● **Work order**: Copy, from the data below, each line that has the word "Katalog".

● **Records provided**:
□ □ □ □
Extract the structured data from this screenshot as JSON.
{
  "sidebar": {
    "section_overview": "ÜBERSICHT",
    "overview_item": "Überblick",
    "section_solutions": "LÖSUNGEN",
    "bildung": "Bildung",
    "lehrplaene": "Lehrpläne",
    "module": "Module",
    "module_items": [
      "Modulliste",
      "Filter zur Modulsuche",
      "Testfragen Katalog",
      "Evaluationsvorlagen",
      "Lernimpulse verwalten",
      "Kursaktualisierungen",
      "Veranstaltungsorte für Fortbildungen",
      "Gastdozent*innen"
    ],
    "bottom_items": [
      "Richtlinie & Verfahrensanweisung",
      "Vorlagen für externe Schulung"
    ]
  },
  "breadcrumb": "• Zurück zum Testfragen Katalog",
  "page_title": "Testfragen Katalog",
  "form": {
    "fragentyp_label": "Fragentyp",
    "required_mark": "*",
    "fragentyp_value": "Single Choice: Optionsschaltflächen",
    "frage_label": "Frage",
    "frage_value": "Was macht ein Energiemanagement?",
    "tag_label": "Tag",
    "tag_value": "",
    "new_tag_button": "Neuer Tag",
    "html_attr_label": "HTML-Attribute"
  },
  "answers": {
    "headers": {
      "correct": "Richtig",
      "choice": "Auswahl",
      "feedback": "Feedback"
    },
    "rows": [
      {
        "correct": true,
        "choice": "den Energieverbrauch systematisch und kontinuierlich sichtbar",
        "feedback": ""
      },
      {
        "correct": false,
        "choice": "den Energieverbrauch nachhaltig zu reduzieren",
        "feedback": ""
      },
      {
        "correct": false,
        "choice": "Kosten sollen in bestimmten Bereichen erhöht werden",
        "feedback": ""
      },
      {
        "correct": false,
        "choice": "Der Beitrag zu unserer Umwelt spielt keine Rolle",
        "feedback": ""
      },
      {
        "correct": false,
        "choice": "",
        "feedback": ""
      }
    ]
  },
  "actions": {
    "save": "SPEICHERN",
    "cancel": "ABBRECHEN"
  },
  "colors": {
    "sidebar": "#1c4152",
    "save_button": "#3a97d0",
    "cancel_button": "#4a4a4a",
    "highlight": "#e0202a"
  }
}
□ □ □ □
● **Solution to the problem**:
      "Testfragen Katalog",
  "breadcrumb": "• Zurück zum Testfragen Katalog",
  "page_title": "Testfragen Katalog",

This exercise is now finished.